In 1990, WJOY's music programming was dropped for an all news format provided by CNN Headline News. After 18 long months, the all news format was dropped and music returned to WJOY. Morning hosts included Bob Leavitt and Pete Richards and afternoons with Ginny McGehee. In 1993 Steve Pelkey and Ginny McGehee started the "Breakfast Table" and Ginny is still hosting that program today. In 1996, WJOY celebrated it's 50th year of broadcasting.
The WJOY 50th Birthday Party at the Sheraton in the fall of 1996.
They are, left to right, Steve Pelkey (1993-Present), Lee Bodette (1978), John Goodrow (1984-1988), Bernie Smyle (1954-1962), Ted Barker (1954-1968), Joel Najiman (1971-1987, Joel rejoined us in 2005), Bob Leavitt, (1955-1961, 1977-1993), Jack Barry (1948-1951, 1975-1977 *Jack passed away in 1997), Ginny McGehee (1983-Present), Jim Condon (1984-1988).
The WJOY 55th Birthday Party in October 2001
The WJOY 55th Birthday Party was held at the Holiday Inn Express's Sunset Ballroom on October 20th 2001. The Swinging Vermont Big Band provided the music and Steve and Ginny from the Breakfast Table were hosts.

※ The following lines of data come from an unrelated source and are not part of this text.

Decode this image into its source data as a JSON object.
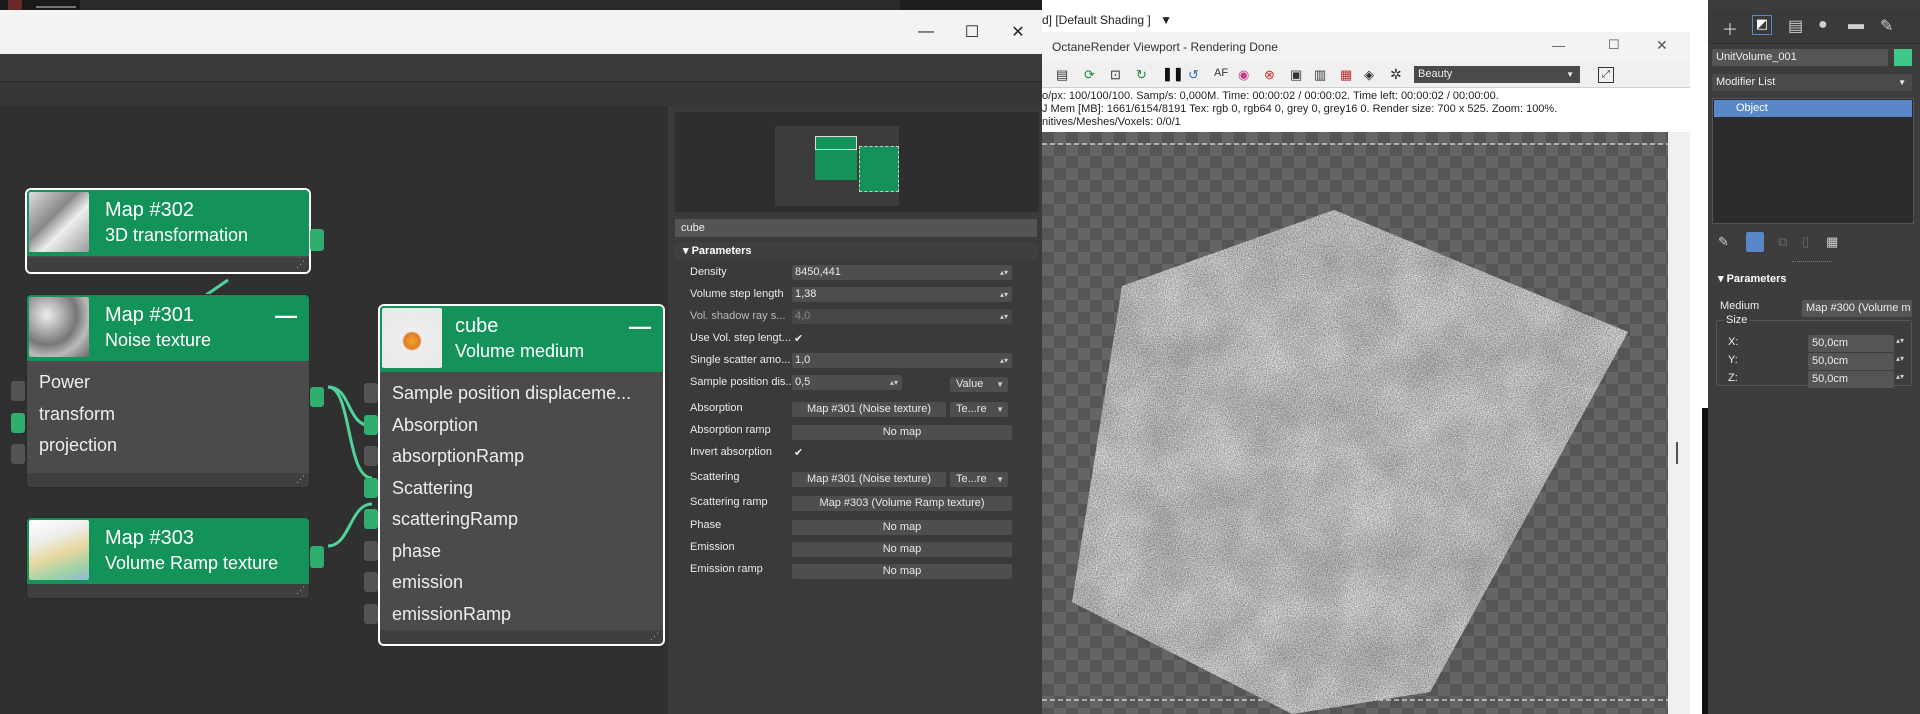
{
  "slate": {
    "title_controls": {
      "minimize": "—",
      "maximize": "☐",
      "close": "✕"
    }
  },
  "nodes": {
    "map302": {
      "title": "Map #302",
      "subtitle": "3D transformation"
    },
    "map301": {
      "title": "Map #301",
      "subtitle": "Noise texture",
      "collapse": "—",
      "inputs": [
        "Power",
        "transform",
        "projection"
      ]
    },
    "map303": {
      "title": "Map #303",
      "subtitle": "Volume Ramp texture"
    },
    "cube": {
      "title": "cube",
      "subtitle": "Volume medium",
      "collapse": "—",
      "inputs": [
        "Sample position displaceme...",
        "Absorption",
        "absorptionRamp",
        "Scattering",
        "scatteringRamp",
        "phase",
        "emission",
        "emissionRamp"
      ]
    }
  },
  "props": {
    "name": "cube",
    "section": "Parameters",
    "density": {
      "label": "Density",
      "value": "8450,441"
    },
    "volume_step": {
      "label": "Volume step length",
      "value": "1,38"
    },
    "vol_shadow": {
      "label": "Vol. shadow ray s...",
      "value": "4,0"
    },
    "use_vol_step": {
      "label": "Use Vol. step lengt..."
    },
    "single_scatter": {
      "label": "Single scatter amo...",
      "value": "1,0"
    },
    "sample_pos": {
      "label": "Sample position dis...",
      "value": "0,5",
      "mode": "Value"
    },
    "absorption": {
      "label": "Absorption",
      "value": "Map #301 (Noise texture)",
      "mode": "Te...re"
    },
    "absorption_ramp": {
      "label": "Absorption ramp",
      "value": "No map"
    },
    "invert_absorption": {
      "label": "Invert absorption"
    },
    "scattering": {
      "label": "Scattering",
      "value": "Map #301 (Noise texture)",
      "mode": "Te...re"
    },
    "scattering_ramp": {
      "label": "Scattering ramp",
      "value": "Map #303 (Volume Ramp texture)"
    },
    "phase": {
      "label": "Phase",
      "value": "No map"
    },
    "emission": {
      "label": "Emission",
      "value": "No map"
    },
    "emission_ramp": {
      "label": "Emission ramp",
      "value": "No map"
    }
  },
  "octane": {
    "viewport_label": "d] [Default Shading ]",
    "title": "OctaneRender Viewport - Rendering Done",
    "controls": {
      "minimize": "—",
      "maximize": "☐",
      "close": "✕"
    },
    "render_pass": "Beauty",
    "stats": [
      "o/px: 100/100/100.   Samp/s: 0,000M.   Time: 00:00:02 / 00:00:02.   Time left: 00:00:02 / 00:00:00.",
      "J Mem [MB]: 1661/6154/8191   Tex: rgb 0, rgb64 0, grey 0, grey16 0.   Render size: 700 x 525.   Zoom: 100%.",
      "nitives/Meshes/Voxels: 0/0/1"
    ]
  },
  "rightpanel": {
    "object_name": "UnitVolume_001",
    "modifier_list": "Modifier List",
    "stack_item": "Object",
    "section": "Parameters",
    "medium_label": "Medium",
    "medium_value": "Map #300 (Volume m",
    "size_label": "Size",
    "x_label": "X:",
    "x_value": "50,0cm",
    "y_label": "Y:",
    "y_value": "50,0cm",
    "z_label": "Z:",
    "z_value": "50,0cm"
  },
  "colors": {
    "node_header": "#13925a",
    "pin_green": "#2fae6e",
    "accent_blue": "#5a87c8",
    "object_color": "#3fc88a"
  }
}
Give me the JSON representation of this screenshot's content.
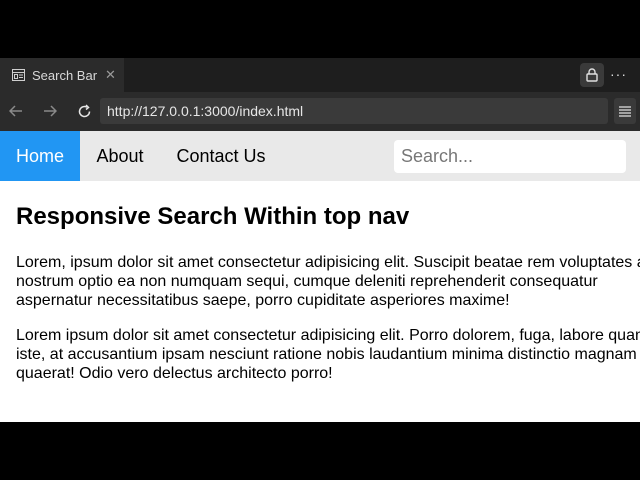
{
  "browser": {
    "tab_title": "Search Bar",
    "tab_close": "✕",
    "more_label": "···",
    "url": "http://127.0.0.1:3000/index.html"
  },
  "nav": {
    "links": [
      "Home",
      "About",
      "Contact Us"
    ],
    "active_index": 0,
    "search_placeholder": "Search..."
  },
  "content": {
    "heading": "Responsive Search Within top nav",
    "paragraphs": [
      "Lorem, ipsum dolor sit amet consectetur adipisicing elit. Suscipit beatae rem voluptates a, nostrum optio ea non numquam sequi, cumque deleniti reprehenderit consequatur aspernatur necessitatibus saepe, porro cupiditate asperiores maxime!",
      "Lorem ipsum dolor sit amet consectetur adipisicing elit. Porro dolorem, fuga, labore quam iste, at accusantium ipsam nesciunt ratione nobis laudantium minima distinctio magnam quaerat! Odio vero delectus architecto porro!"
    ]
  },
  "colors": {
    "accent": "#2196f3",
    "nav_bg": "#e9e9e9",
    "browser_chrome": "#2b2b2b"
  },
  "icons": [
    "tab-page-icon",
    "close-icon",
    "lock-icon",
    "more-icon",
    "back-arrow-icon",
    "forward-arrow-icon",
    "refresh-icon",
    "reader-menu-icon"
  ]
}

During the summer of 2006 the ad agency handling the advertising for Heritage Ford on Shelburne Road wanted to run a "heritage" TV campaign. We were contacted to provide audio from a championship UVM game from 1973. We couldn't find the original audio but were able to provide WJOY's jingles and the location of Paul Chapman the announcer on the original broadcast. Paul has still got it, he was able to recreate the game winning point and with WJOY jingle the commercials were produced and ran on the local TV stations through the spring of 2007.
Ginny at the birthday party announcing the winner of the cruise.

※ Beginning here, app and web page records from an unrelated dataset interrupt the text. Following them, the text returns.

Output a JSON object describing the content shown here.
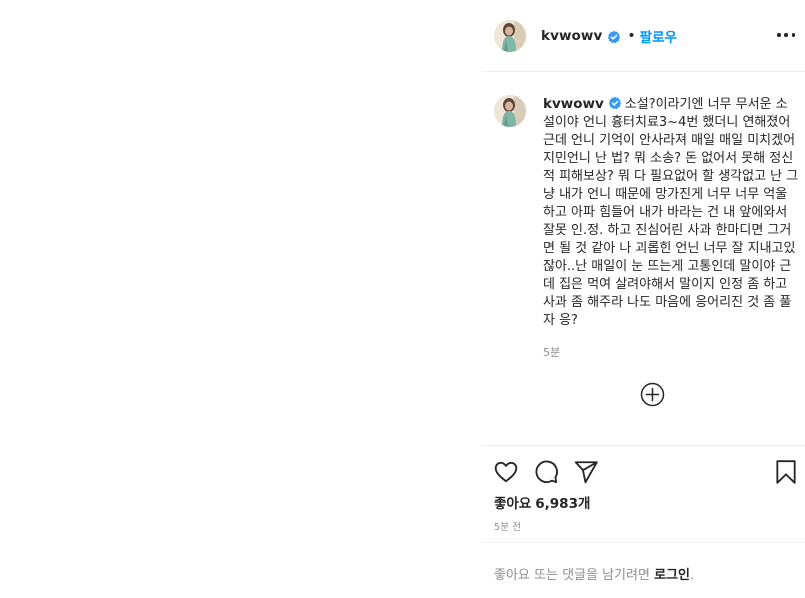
{
  "post": {
    "username": "kvwowv",
    "follow_label": "팔로우",
    "separator": "•",
    "caption_username": "kvwowv",
    "caption_text": "소설?이라기엔 너무 무서운 소설이야 언니 흉터치료3~4번 했더니 연해졌어 근데 언니 기억이 안사라져 매일 매일 미치겠어 지민언니 난 법? 뭐 소송? 돈 없어서 못해 정신적 피해보상? 뭐 다 필요없어 할 생각없고 난 그냥 내가 언니 때문에 망가진게 너무 너무 억울하고 아파 힘들어 내가 바라는 건 내 앞에와서 잘못 인.정. 하고 진심어린 사과 한마디면 그거면 될 것 같아 나 괴롭힌 언닌 너무 잘 지내고있잖아..난 매일이 눈 뜨는게 고통인데 말이야 근데 집은 먹여 살려야해서 말이지 인정 좀 하고 사과 좀 해주라 나도 마음에 응어리진 것 좀 풀자 응?",
    "caption_time": "5분",
    "likes_label": "좋아요",
    "likes_count": "6,983개",
    "post_date": "5분 전",
    "login_prompt": "좋아요 또는 댓글을 남기려면 ",
    "login_link": "로그인",
    "login_suffix": "."
  },
  "icons": {
    "verified": "verified-badge-icon",
    "more": "more-options-icon",
    "load_more": "plus-circle-icon",
    "like": "heart-icon",
    "comment": "comment-icon",
    "share": "paper-plane-icon",
    "save": "bookmark-icon"
  },
  "colors": {
    "accent": "#0095f6",
    "text": "#262626",
    "secondary": "#8e8e8e",
    "divider": "#efefef"
  }
}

The 60th Birthday was celebrated with Rod Hill (who joined WJOY in 1986) joining Ginny McGehee at the breakfast table. Rod had put together audio from WJOY's past. Audio from the sign on at noon on September 14, 1946 was played, including comments from the then ABC Radio Network president, the mayor of Burlington and the Governor of the state of Vermont. The Burlington Marching Band was on heard from that day playing the National Anthem. Jingles, excerpts of the Val Carter Show "Ramblin' With Carter"from 1947, commercial's, promos and excerpts of the Fibber McGee and Molly show were also featured. The air check of Bob Lobel and Ross Lee was featurned as well. Listeners called in and shared their memories of WJOY. A party was held at the Holiday Inn in South Burlington where a Western Caribbean Cruise was given away.

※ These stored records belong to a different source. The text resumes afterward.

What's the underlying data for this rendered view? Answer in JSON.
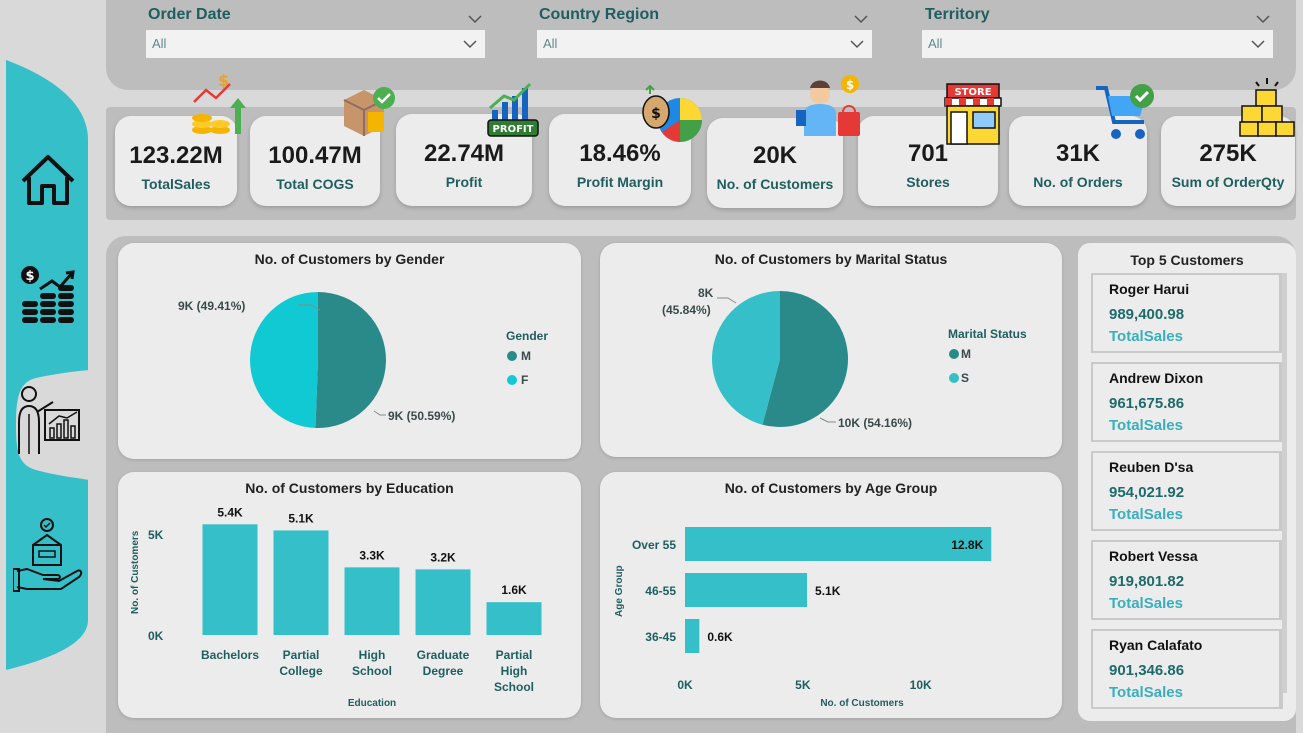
{
  "filters": [
    {
      "title": "Order Date",
      "value": "All"
    },
    {
      "title": "Country Region",
      "value": "All"
    },
    {
      "title": "Territory",
      "value": "All"
    }
  ],
  "nav": [
    "home-icon",
    "sales-growth-icon",
    "presentation-analytics-icon",
    "delivery-hand-box-icon"
  ],
  "kpis": [
    {
      "value": "123.22M",
      "label": "TotalSales",
      "icon": "sales-chart-coins-icon"
    },
    {
      "value": "100.47M",
      "label": "Total COGS",
      "icon": "box-cost-icon"
    },
    {
      "value": "22.74M",
      "label": "Profit",
      "icon": "profit-chart-icon"
    },
    {
      "value": "18.46%",
      "label": "Profit Margin",
      "icon": "money-bag-pie-icon"
    },
    {
      "value": "20K",
      "label": "No. of Customers",
      "icon": "shopper-icon"
    },
    {
      "value": "701",
      "label": "Stores",
      "icon": "store-icon"
    },
    {
      "value": "31K",
      "label": "No. of Orders",
      "icon": "shopping-cart-check-icon"
    },
    {
      "value": "275K",
      "label": "Sum of OrderQty",
      "icon": "stacked-boxes-icon"
    }
  ],
  "gender_chart": {
    "title": "No. of Customers by Gender",
    "legend_title": "Gender",
    "legend": [
      "M",
      "F"
    ],
    "label_f": "9K (49.41%)",
    "label_m": "9K (50.59%)"
  },
  "marital_chart": {
    "title": "No. of Customers by Marital Status",
    "legend_title": "Marital Status",
    "legend": [
      "M",
      "S"
    ],
    "label_s_line1": "8K",
    "label_s_line2": "(45.84%)",
    "label_m": "10K (54.16%)"
  },
  "education_chart": {
    "title": "No. of Customers by Education"
  },
  "age_chart": {
    "title": "No. of Customers by Age Group"
  },
  "chart_data": [
    {
      "type": "pie",
      "title": "No. of Customers by Gender",
      "legend_title": "Gender",
      "slices": [
        {
          "name": "M",
          "value": 9,
          "pct": 50.59,
          "color": "#2a8a8a"
        },
        {
          "name": "F",
          "value": 9,
          "pct": 49.41,
          "color": "#11c9d3"
        }
      ]
    },
    {
      "type": "pie",
      "title": "No. of Customers by Marital Status",
      "legend_title": "Marital Status",
      "slices": [
        {
          "name": "M",
          "value": 10,
          "pct": 54.16,
          "color": "#2a8a8a"
        },
        {
          "name": "S",
          "value": 8,
          "pct": 45.84,
          "color": "#35bfc8"
        }
      ]
    },
    {
      "type": "bar",
      "title": "No. of Customers by Education",
      "categories": [
        "Bachelors",
        "Partial College",
        "High School",
        "Graduate Degree",
        "Partial High School"
      ],
      "values": [
        5.4,
        5.1,
        3.3,
        3.2,
        1.6
      ],
      "value_labels": [
        "5.4K",
        "5.1K",
        "3.3K",
        "3.2K",
        "1.6K"
      ],
      "xlabel": "Education",
      "ylabel": "No. of Customers",
      "yticks": [
        "0K",
        "5K"
      ],
      "ylim": [
        0,
        6
      ],
      "color": "#35bfc8"
    },
    {
      "type": "bar",
      "orientation": "horizontal",
      "title": "No. of Customers by Age Group",
      "categories": [
        "Over 55",
        "46-55",
        "36-45"
      ],
      "values": [
        12.8,
        5.1,
        0.6
      ],
      "value_labels": [
        "12.8K",
        "5.1K",
        "0.6K"
      ],
      "xlabel": "No. of Customers",
      "ylabel": "Age Group",
      "xticks": [
        "0K",
        "5K",
        "10K"
      ],
      "xlim": [
        0,
        13.5
      ],
      "color": "#35bfc8"
    }
  ],
  "top_customers": {
    "title": "Top 5 Customers",
    "items": [
      {
        "name": "Roger Harui",
        "value": "989,400.98",
        "label": "TotalSales"
      },
      {
        "name": "Andrew Dixon",
        "value": "961,675.86",
        "label": "TotalSales"
      },
      {
        "name": "Reuben D'sa",
        "value": "954,021.92",
        "label": "TotalSales"
      },
      {
        "name": "Robert Vessa",
        "value": "919,801.82",
        "label": "TotalSales"
      },
      {
        "name": "Ryan Calafato",
        "value": "901,346.86",
        "label": "TotalSales"
      }
    ]
  }
}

Now in our 64th year of broadcasting to the Champlain Valley, WJOY remains top rated among Burlington's AM stations and handily beats some FM radio stations consistently in the Arbitron ratings. Ginny is still hosting the Breakfast Table and has been with WJOY since 1983, almost half of the time WJOY has been on the air.
This web site made it debut in the Fall of 2000. Since then we have heard from several alumni DJ's of WJOY. Paul Chapman from the 1970's (his jingle can be heard in the WJOY montage), wrote us from Michigan where he has been working in real estate. Yes, his mom and dad are well and he is still their bouncing red headed baby boy. We have also heard from Bruce Davis who worked weekends in the late sixties while attending UVM. We have also heard from John Nichols the Program Director from the early 70s. Ross Lee Contacted us in 2003 and was excited to hear an aircheck of him with Bob Lobel on this site. Kevin Jaibur contacted us in April of 2006 to let us know he is alive and well in Pennsylvania. Kevin worked on WJOY while in college from 1974-1978. Bob Lord stopped by the station in February of 2010 with a tape of WJOY from 1970. If you have worked here at WJOY or have a memories of listening to WJOY please send them to email@example.com
. If you have actual audio recordings please indicate that in your email to us.